- A false statement of fact;
- Publication of the statement to a third party;
- That the statement concerns the plaintiff and tends to harm his or her reputation; and
- Fault amounting to at least negligence or, in the case of a public figure, actual malice, which is knowledge that the statement is false or reckless disregard as to its falsity.
Basically, if Joe suspects Andy of libel, Joe should be able to prove that Andy told a lie about Joe to a third party, and that the lie Andy told caused Joe harm.
There are some exceptions to this basic premise that can prevent a case from being successful. State laws vary, but in many cases, there are situations in which Andy can claim he had the right to tell that harmful untruth about Joe. For instance, if Andy was testifying in a trial or before a legislative body, his statements would be under oath, and so presumed to be true. Therefore, Andy’s statement could not be defamatory because defamation, by definition, has to involve an untruth (in this situation, Andy could be facing perjury charges before any defamation claims could be brought, if he was aware that his testimony was false). Or, if Andy was talking to his spouse in the course of telling a lie about Joe, Joe could not use that conversation to prove defamation. Expressions of opinion are also not considered to be defamation.
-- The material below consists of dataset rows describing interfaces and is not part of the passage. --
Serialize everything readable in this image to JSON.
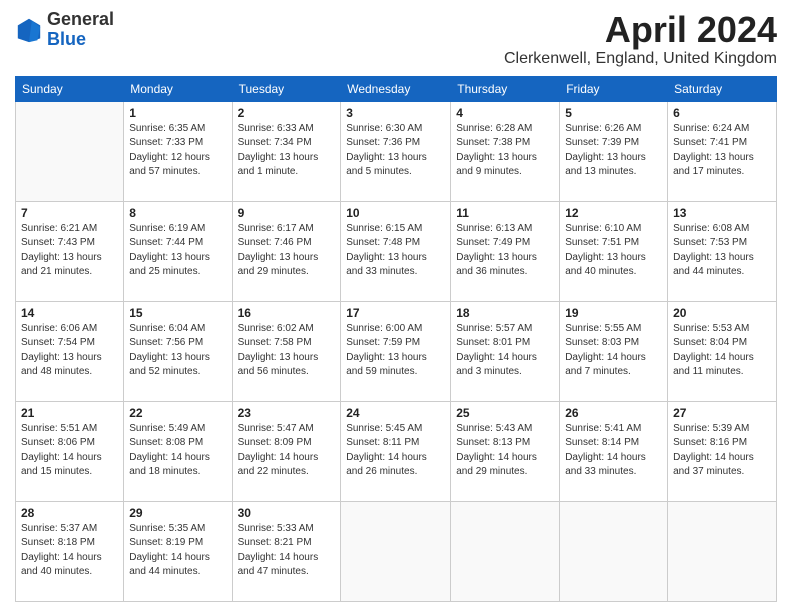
{
  "header": {
    "logo_general": "General",
    "logo_blue": "Blue",
    "month_title": "April 2024",
    "location": "Clerkenwell, England, United Kingdom"
  },
  "days_of_week": [
    "Sunday",
    "Monday",
    "Tuesday",
    "Wednesday",
    "Thursday",
    "Friday",
    "Saturday"
  ],
  "weeks": [
    [
      {
        "day": "",
        "info": ""
      },
      {
        "day": "1",
        "info": "Sunrise: 6:35 AM\nSunset: 7:33 PM\nDaylight: 12 hours\nand 57 minutes."
      },
      {
        "day": "2",
        "info": "Sunrise: 6:33 AM\nSunset: 7:34 PM\nDaylight: 13 hours\nand 1 minute."
      },
      {
        "day": "3",
        "info": "Sunrise: 6:30 AM\nSunset: 7:36 PM\nDaylight: 13 hours\nand 5 minutes."
      },
      {
        "day": "4",
        "info": "Sunrise: 6:28 AM\nSunset: 7:38 PM\nDaylight: 13 hours\nand 9 minutes."
      },
      {
        "day": "5",
        "info": "Sunrise: 6:26 AM\nSunset: 7:39 PM\nDaylight: 13 hours\nand 13 minutes."
      },
      {
        "day": "6",
        "info": "Sunrise: 6:24 AM\nSunset: 7:41 PM\nDaylight: 13 hours\nand 17 minutes."
      }
    ],
    [
      {
        "day": "7",
        "info": "Sunrise: 6:21 AM\nSunset: 7:43 PM\nDaylight: 13 hours\nand 21 minutes."
      },
      {
        "day": "8",
        "info": "Sunrise: 6:19 AM\nSunset: 7:44 PM\nDaylight: 13 hours\nand 25 minutes."
      },
      {
        "day": "9",
        "info": "Sunrise: 6:17 AM\nSunset: 7:46 PM\nDaylight: 13 hours\nand 29 minutes."
      },
      {
        "day": "10",
        "info": "Sunrise: 6:15 AM\nSunset: 7:48 PM\nDaylight: 13 hours\nand 33 minutes."
      },
      {
        "day": "11",
        "info": "Sunrise: 6:13 AM\nSunset: 7:49 PM\nDaylight: 13 hours\nand 36 minutes."
      },
      {
        "day": "12",
        "info": "Sunrise: 6:10 AM\nSunset: 7:51 PM\nDaylight: 13 hours\nand 40 minutes."
      },
      {
        "day": "13",
        "info": "Sunrise: 6:08 AM\nSunset: 7:53 PM\nDaylight: 13 hours\nand 44 minutes."
      }
    ],
    [
      {
        "day": "14",
        "info": "Sunrise: 6:06 AM\nSunset: 7:54 PM\nDaylight: 13 hours\nand 48 minutes."
      },
      {
        "day": "15",
        "info": "Sunrise: 6:04 AM\nSunset: 7:56 PM\nDaylight: 13 hours\nand 52 minutes."
      },
      {
        "day": "16",
        "info": "Sunrise: 6:02 AM\nSunset: 7:58 PM\nDaylight: 13 hours\nand 56 minutes."
      },
      {
        "day": "17",
        "info": "Sunrise: 6:00 AM\nSunset: 7:59 PM\nDaylight: 13 hours\nand 59 minutes."
      },
      {
        "day": "18",
        "info": "Sunrise: 5:57 AM\nSunset: 8:01 PM\nDaylight: 14 hours\nand 3 minutes."
      },
      {
        "day": "19",
        "info": "Sunrise: 5:55 AM\nSunset: 8:03 PM\nDaylight: 14 hours\nand 7 minutes."
      },
      {
        "day": "20",
        "info": "Sunrise: 5:53 AM\nSunset: 8:04 PM\nDaylight: 14 hours\nand 11 minutes."
      }
    ],
    [
      {
        "day": "21",
        "info": "Sunrise: 5:51 AM\nSunset: 8:06 PM\nDaylight: 14 hours\nand 15 minutes."
      },
      {
        "day": "22",
        "info": "Sunrise: 5:49 AM\nSunset: 8:08 PM\nDaylight: 14 hours\nand 18 minutes."
      },
      {
        "day": "23",
        "info": "Sunrise: 5:47 AM\nSunset: 8:09 PM\nDaylight: 14 hours\nand 22 minutes."
      },
      {
        "day": "24",
        "info": "Sunrise: 5:45 AM\nSunset: 8:11 PM\nDaylight: 14 hours\nand 26 minutes."
      },
      {
        "day": "25",
        "info": "Sunrise: 5:43 AM\nSunset: 8:13 PM\nDaylight: 14 hours\nand 29 minutes."
      },
      {
        "day": "26",
        "info": "Sunrise: 5:41 AM\nSunset: 8:14 PM\nDaylight: 14 hours\nand 33 minutes."
      },
      {
        "day": "27",
        "info": "Sunrise: 5:39 AM\nSunset: 8:16 PM\nDaylight: 14 hours\nand 37 minutes."
      }
    ],
    [
      {
        "day": "28",
        "info": "Sunrise: 5:37 AM\nSunset: 8:18 PM\nDaylight: 14 hours\nand 40 minutes."
      },
      {
        "day": "29",
        "info": "Sunrise: 5:35 AM\nSunset: 8:19 PM\nDaylight: 14 hours\nand 44 minutes."
      },
      {
        "day": "30",
        "info": "Sunrise: 5:33 AM\nSunset: 8:21 PM\nDaylight: 14 hours\nand 47 minutes."
      },
      {
        "day": "",
        "info": ""
      },
      {
        "day": "",
        "info": ""
      },
      {
        "day": "",
        "info": ""
      },
      {
        "day": "",
        "info": ""
      }
    ]
  ]
}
If Andy said that Joe’s shoes were the ugliest in the world, Andy could not be held liable for defamation because his opinion of Joe’s shoes is just that: opinion. All of these examples fall under the category of “absolute privileges.”
“Qualified privileges” are sometimes available as defenses to defamation charges and are a little bit more complicated. If a reporter publishes inaccurate, negative information about a person that would injure that person’s reputation, the reporter is protected from defamation charges, because US law considers press freedom so important. For example, if Andy was charged with a crime and was found not guilty, the local news would have reported on the charges against him, regardless of their validity, and can’t be sued for defamation for doing so. If Andy was a famous person, he’d probably have to prove that untrue statements made about him were made with actual, provable intent to harm him; and if Andy was an elected official, that bar would be even higher: he would absolutely have to prove that the reporter was acting with malice when making an untrue statement about him.
Another example of qualified privilege comes up in employment law. Employers are allowed to give their full impression of an employee when they’re speaking to, for instance, a worker’s compensation carrier about an employee’s claim, or to an employee’s potential new employer during a check of references.
If you are facing a Internet defamation issue, contact the online defamation attorneys at Revision Legal at 855-473-8474.
An earlier version of this post was published on 8/20/2013.
Image credit to Flickr user bruixes.